◆ **Work item**:
Pictures aside, every line of the listing should be given again exactly.

-=-=-

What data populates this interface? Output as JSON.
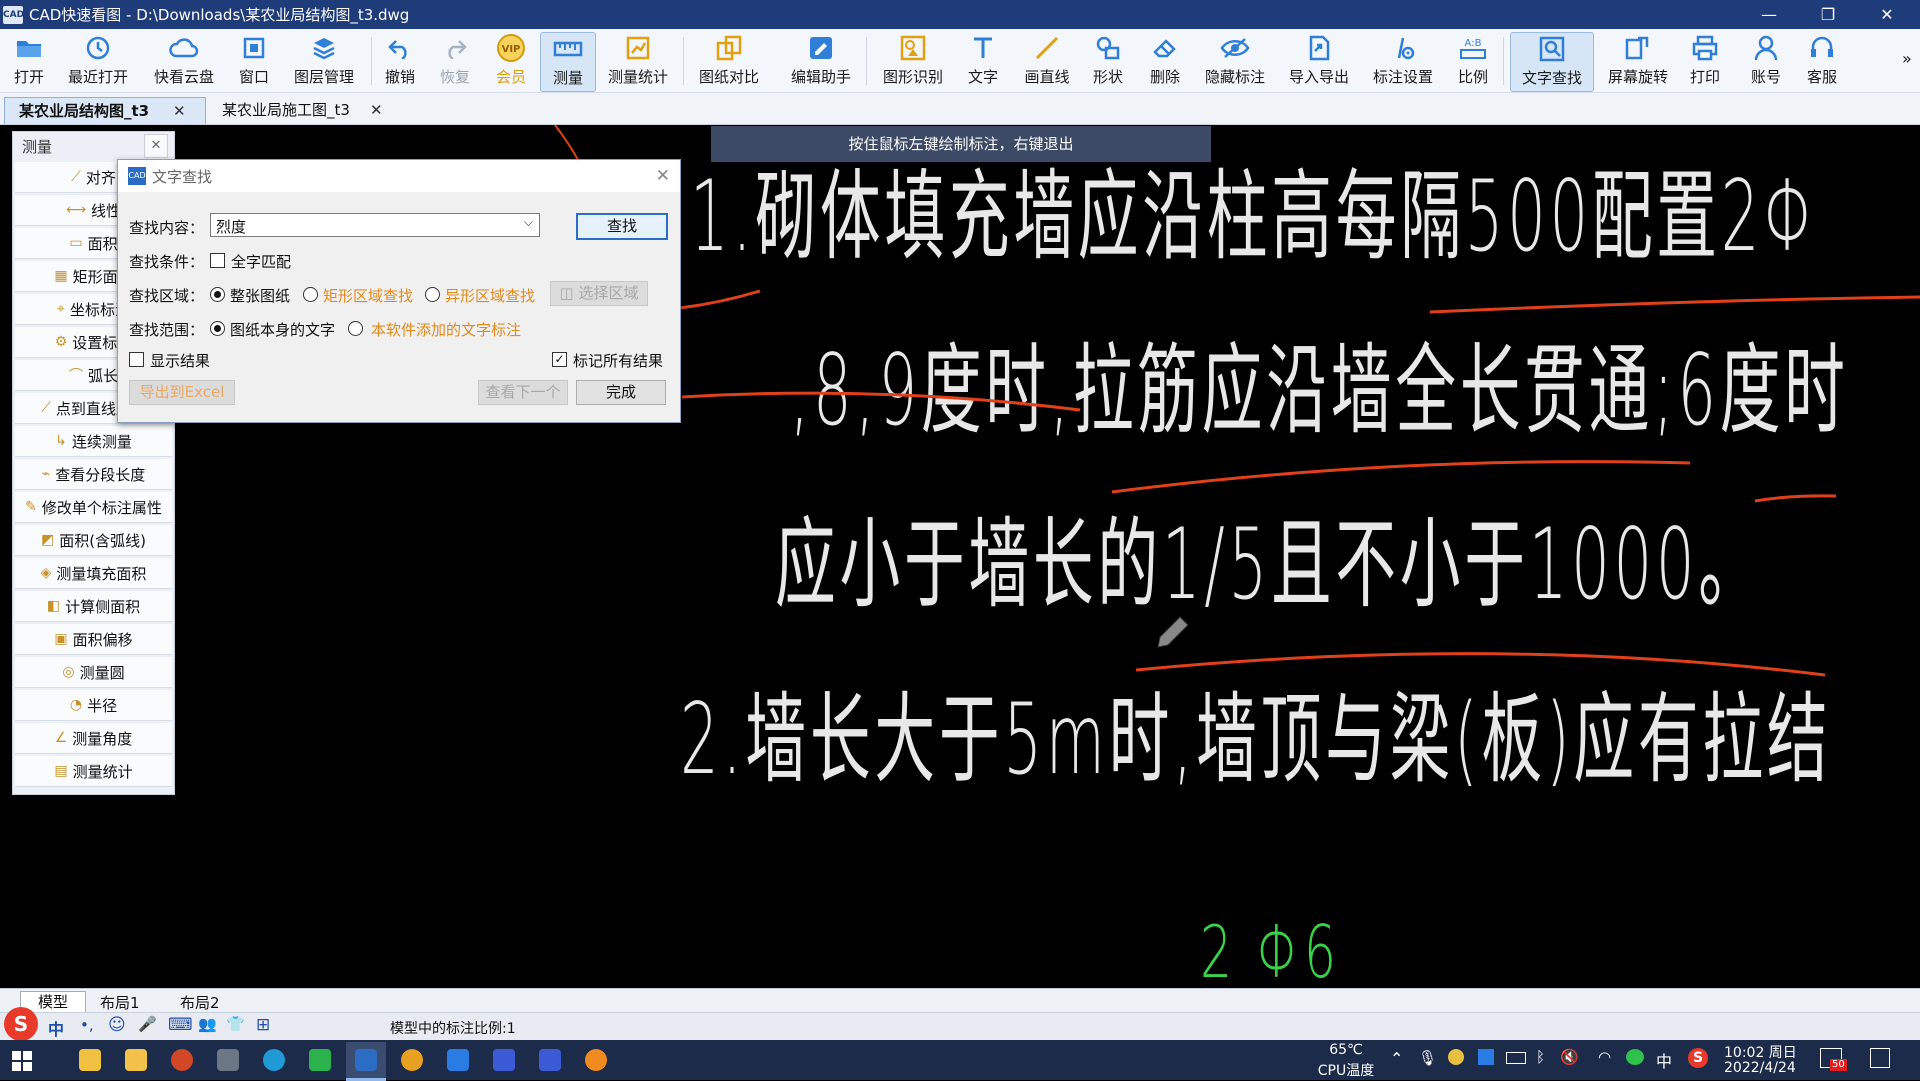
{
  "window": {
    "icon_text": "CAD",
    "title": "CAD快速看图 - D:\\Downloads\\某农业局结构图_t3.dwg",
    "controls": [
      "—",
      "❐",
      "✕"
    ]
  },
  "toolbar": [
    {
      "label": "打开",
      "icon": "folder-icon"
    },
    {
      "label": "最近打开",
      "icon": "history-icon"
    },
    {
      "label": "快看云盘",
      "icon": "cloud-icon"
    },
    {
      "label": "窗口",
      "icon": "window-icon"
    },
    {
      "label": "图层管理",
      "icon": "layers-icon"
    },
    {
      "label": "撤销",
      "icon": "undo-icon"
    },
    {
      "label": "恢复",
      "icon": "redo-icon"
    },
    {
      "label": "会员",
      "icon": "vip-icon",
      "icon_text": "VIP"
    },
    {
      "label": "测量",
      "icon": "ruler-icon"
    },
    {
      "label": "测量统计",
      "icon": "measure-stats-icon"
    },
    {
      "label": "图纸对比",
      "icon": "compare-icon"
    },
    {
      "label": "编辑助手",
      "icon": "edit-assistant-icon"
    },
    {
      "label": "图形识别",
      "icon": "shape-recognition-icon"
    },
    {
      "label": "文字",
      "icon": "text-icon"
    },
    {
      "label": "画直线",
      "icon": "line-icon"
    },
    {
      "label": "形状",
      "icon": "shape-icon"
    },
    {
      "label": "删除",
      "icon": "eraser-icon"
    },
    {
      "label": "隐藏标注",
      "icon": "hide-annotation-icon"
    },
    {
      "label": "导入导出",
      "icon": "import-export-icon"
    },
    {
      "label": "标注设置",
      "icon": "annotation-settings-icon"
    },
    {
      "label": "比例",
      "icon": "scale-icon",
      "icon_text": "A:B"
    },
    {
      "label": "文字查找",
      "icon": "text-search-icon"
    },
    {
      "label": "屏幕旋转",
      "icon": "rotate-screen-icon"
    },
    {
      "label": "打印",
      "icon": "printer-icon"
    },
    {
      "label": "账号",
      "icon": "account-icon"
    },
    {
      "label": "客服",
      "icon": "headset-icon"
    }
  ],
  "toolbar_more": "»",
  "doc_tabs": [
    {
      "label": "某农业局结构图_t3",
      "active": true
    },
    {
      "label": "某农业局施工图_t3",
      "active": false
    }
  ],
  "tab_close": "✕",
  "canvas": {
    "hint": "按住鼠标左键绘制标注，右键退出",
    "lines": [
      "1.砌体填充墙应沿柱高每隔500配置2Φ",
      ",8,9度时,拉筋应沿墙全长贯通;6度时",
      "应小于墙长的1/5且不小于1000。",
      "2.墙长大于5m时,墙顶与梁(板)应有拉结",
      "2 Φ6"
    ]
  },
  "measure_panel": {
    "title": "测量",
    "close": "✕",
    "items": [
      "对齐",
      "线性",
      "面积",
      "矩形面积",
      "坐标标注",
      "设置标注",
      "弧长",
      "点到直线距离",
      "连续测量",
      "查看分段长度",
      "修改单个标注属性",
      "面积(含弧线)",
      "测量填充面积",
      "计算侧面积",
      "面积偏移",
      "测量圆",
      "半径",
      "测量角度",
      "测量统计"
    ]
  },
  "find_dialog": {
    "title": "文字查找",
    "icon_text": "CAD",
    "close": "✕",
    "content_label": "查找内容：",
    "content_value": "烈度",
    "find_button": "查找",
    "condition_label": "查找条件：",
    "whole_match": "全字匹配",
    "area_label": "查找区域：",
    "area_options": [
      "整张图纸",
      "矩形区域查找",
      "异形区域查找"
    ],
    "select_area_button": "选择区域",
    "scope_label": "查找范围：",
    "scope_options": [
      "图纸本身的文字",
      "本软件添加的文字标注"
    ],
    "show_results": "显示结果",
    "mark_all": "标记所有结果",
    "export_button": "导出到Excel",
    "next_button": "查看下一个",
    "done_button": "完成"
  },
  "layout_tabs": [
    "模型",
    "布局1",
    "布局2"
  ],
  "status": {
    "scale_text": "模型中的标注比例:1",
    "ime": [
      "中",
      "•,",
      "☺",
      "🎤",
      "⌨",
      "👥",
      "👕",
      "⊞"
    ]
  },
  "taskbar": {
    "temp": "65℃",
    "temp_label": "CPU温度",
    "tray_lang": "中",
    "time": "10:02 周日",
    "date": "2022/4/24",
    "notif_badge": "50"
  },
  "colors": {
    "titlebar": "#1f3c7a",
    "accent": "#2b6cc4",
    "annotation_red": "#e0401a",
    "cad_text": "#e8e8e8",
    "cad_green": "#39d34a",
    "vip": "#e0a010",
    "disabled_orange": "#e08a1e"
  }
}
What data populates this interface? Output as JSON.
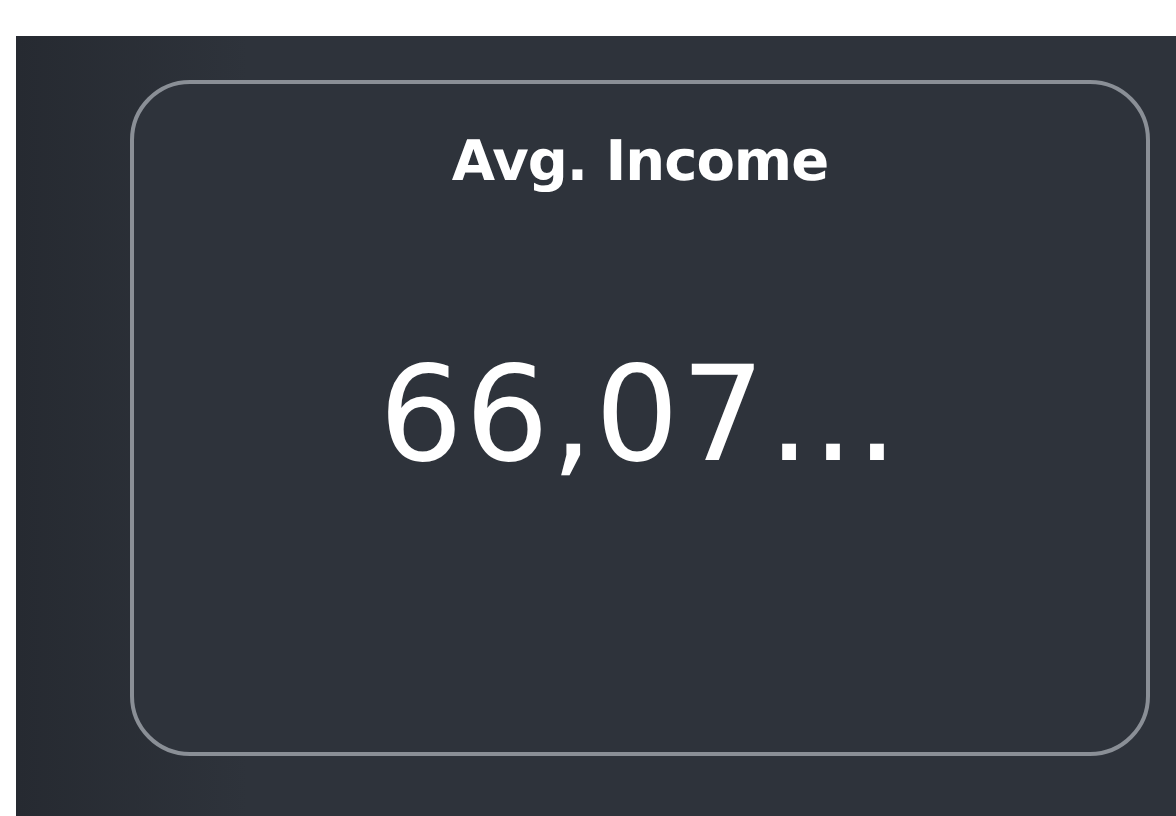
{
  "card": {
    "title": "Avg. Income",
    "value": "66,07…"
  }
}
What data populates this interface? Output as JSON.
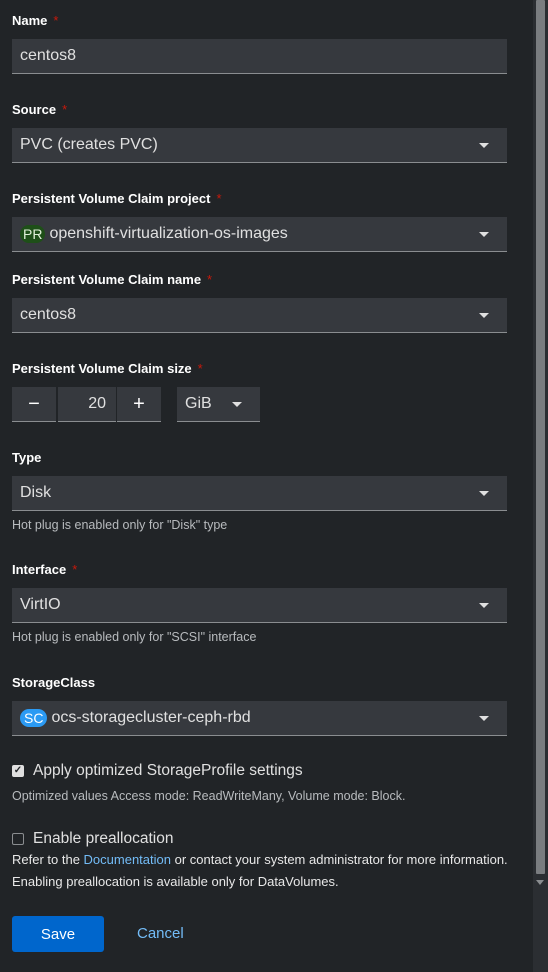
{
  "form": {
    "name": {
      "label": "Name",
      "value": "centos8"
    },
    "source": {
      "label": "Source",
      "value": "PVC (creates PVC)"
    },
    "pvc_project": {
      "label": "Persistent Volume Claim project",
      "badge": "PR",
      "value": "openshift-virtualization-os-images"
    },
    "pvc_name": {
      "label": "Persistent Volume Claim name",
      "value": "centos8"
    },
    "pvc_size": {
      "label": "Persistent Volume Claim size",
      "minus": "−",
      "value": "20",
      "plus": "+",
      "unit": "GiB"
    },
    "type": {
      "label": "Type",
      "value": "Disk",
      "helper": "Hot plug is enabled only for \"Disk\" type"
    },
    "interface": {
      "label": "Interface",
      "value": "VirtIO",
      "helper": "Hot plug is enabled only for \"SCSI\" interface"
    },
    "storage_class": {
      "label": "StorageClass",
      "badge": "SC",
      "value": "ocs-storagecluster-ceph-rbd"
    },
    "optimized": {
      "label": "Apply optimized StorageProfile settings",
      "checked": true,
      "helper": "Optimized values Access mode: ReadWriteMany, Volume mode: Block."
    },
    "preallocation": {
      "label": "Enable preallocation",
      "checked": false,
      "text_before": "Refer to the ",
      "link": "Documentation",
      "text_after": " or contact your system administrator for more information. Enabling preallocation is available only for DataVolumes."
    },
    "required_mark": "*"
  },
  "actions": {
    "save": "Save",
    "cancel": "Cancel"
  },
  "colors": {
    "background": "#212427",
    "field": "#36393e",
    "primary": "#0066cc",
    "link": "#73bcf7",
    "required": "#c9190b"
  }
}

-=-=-

◆ **Answer for this exercise**:
What data populates this interface? Output as JSON.
{
  "window": {
    "icon_text": "CAD",
    "title": "CAD快速看图 - D:\\Downloads\\某农业局结构图_t3.dwg",
    "controls": [
      "—",
      "❐",
      "✕"
    ]
  },
  "toolbar": [
    {
      "label": "打开",
      "icon": "folder-icon"
    },
    {
      "label": "最近打开",
      "icon": "history-icon"
    },
    {
      "label": "快看云盘",
      "icon": "cloud-icon"
    },
    {
      "label": "窗口",
      "icon": "window-icon"
    },
    {
      "label": "图层管理",
      "icon": "layers-icon"
    },
    {
      "label": "撤销",
      "icon": "undo-icon"
    },
    {
      "label": "恢复",
      "icon": "redo-icon"
    },
    {
      "label": "会员",
      "icon": "vip-icon",
      "icon_text": "VIP"
    },
    {
      "label": "测量",
      "icon": "ruler-icon"
    },
    {
      "label": "测量统计",
      "icon": "measure-stats-icon"
    },
    {
      "label": "图纸对比",
      "icon": "compare-icon"
    },
    {
      "label": "编辑助手",
      "icon": "edit-assistant-icon"
    },
    {
      "label": "图形识别",
      "icon": "shape-recognition-icon"
    },
    {
      "label": "文字",
      "icon": "text-icon"
    },
    {
      "label": "画直线",
      "icon": "line-icon"
    },
    {
      "label": "形状",
      "icon": "shape-icon"
    },
    {
      "label": "删除",
      "icon": "eraser-icon"
    },
    {
      "label": "隐藏标注",
      "icon": "hide-annotation-icon"
    },
    {
      "label": "导入导出",
      "icon": "import-export-icon"
    },
    {
      "label": "标注设置",
      "icon": "annotation-settings-icon"
    },
    {
      "label": "比例",
      "icon": "scale-icon",
      "icon_text": "A:B"
    },
    {
      "label": "文字查找",
      "icon": "text-search-icon"
    },
    {
      "label": "屏幕旋转",
      "icon": "rotate-screen-icon"
    },
    {
      "label": "打印",
      "icon": "printer-icon"
    },
    {
      "label": "账号",
      "icon": "account-icon"
    },
    {
      "label": "客服",
      "icon": "headset-icon"
    }
  ],
  "toolbar_more": "»",
  "doc_tabs": [
    {
      "label": "某农业局结构图_t3",
      "active": true
    },
    {
      "label": "某农业局施工图_t3",
      "active": false
    }
  ],
  "tab_close": "✕",
  "canvas": {
    "hint": "按住鼠标左键绘制标注，右键退出",
    "lines": [
      "1.砌体填充墙应沿柱高每隔500配置2Φ",
      ",8,9度时,拉筋应沿墙全长贯通;6度时",
      "应小于墙长的1/5且不小于1000。",
      "2.墙长大于5m时,墙顶与梁(板)应有拉结",
      "2 Φ6"
    ]
  },
  "measure_panel": {
    "title": "测量",
    "close": "✕",
    "items": [
      "对齐",
      "线性",
      "面积",
      "矩形面积",
      "坐标标注",
      "设置标注",
      "弧长",
      "点到直线距离",
      "连续测量",
      "查看分段长度",
      "修改单个标注属性",
      "面积(含弧线)",
      "测量填充面积",
      "计算侧面积",
      "面积偏移",
      "测量圆",
      "半径",
      "测量角度",
      "测量统计"
    ]
  },
  "find_dialog": {
    "title": "文字查找",
    "icon_text": "CAD",
    "close": "✕",
    "content_label": "查找内容：",
    "content_value": "烈度",
    "find_button": "查找",
    "condition_label": "查找条件：",
    "whole_match": "全字匹配",
    "area_label": "查找区域：",
    "area_options": [
      "整张图纸",
      "矩形区域查找",
      "异形区域查找"
    ],
    "select_area_button": "选择区域",
    "scope_label": "查找范围：",
    "scope_options": [
      "图纸本身的文字",
      "本软件添加的文字标注"
    ],
    "show_results": "显示结果",
    "mark_all": "标记所有结果",
    "export_button": "导出到Excel",
    "next_button": "查看下一个",
    "done_button": "完成"
  },
  "layout_tabs": [
    "模型",
    "布局1",
    "布局2"
  ],
  "status": {
    "scale_text": "模型中的标注比例:1",
    "ime": [
      "中",
      "•,",
      "☺",
      "🎤",
      "⌨",
      "👥",
      "👕",
      "⊞"
    ]
  },
  "taskbar": {
    "temp": "65℃",
    "temp_label": "CPU温度",
    "tray_lang": "中",
    "time": "10:02 周日",
    "date": "2022/4/24",
    "notif_badge": "50"
  },
  "colors": {
    "titlebar": "#1f3c7a",
    "accent": "#2b6cc4",
    "annotation_red": "#e0401a",
    "cad_text": "#e8e8e8",
    "cad_green": "#39d34a",
    "vip": "#e0a010",
    "disabled_orange": "#e08a1e"
  }
}
What data populates this interface? Output as JSON.
{
  "card": {
    "title": "Avg. Income",
    "value": "66,07…"
  }
}
What data populates this interface? Output as JSON.
{
  "form": {
    "name": {
      "label": "Name",
      "value": "centos8"
    },
    "source": {
      "label": "Source",
      "value": "PVC (creates PVC)"
    },
    "pvc_project": {
      "label": "Persistent Volume Claim project",
      "badge": "PR",
      "value": "openshift-virtualization-os-images"
    },
    "pvc_name": {
      "label": "Persistent Volume Claim name",
      "value": "centos8"
    },
    "pvc_size": {
      "label": "Persistent Volume Claim size",
      "minus": "−",
      "value": "20",
      "plus": "+",
      "unit": "GiB"
    },
    "type": {
      "label": "Type",
      "value": "Disk",
      "helper": "Hot plug is enabled only for \"Disk\" type"
    },
    "interface": {
      "label": "Interface",
      "value": "VirtIO",
      "helper": "Hot plug is enabled only for \"SCSI\" interface"
    },
    "storage_class": {
      "label": "StorageClass",
      "badge": "SC",
      "value": "ocs-storagecluster-ceph-rbd"
    },
    "optimized": {
      "label": "Apply optimized StorageProfile settings",
      "checked": true,
      "helper": "Optimized values Access mode: ReadWriteMany, Volume mode: Block."
    },
    "preallocation": {
      "label": "Enable preallocation",
      "checked": false,
      "text_before": "Refer to the ",
      "link": "Documentation",
      "text_after": " or contact your system administrator for more information. Enabling preallocation is available only for DataVolumes."
    },
    "required_mark": "*"
  },
  "actions": {
    "save": "Save",
    "cancel": "Cancel"
  },
  "colors": {
    "background": "#212427",
    "field": "#36393e",
    "primary": "#0066cc",
    "link": "#73bcf7",
    "required": "#c9190b"
  }
}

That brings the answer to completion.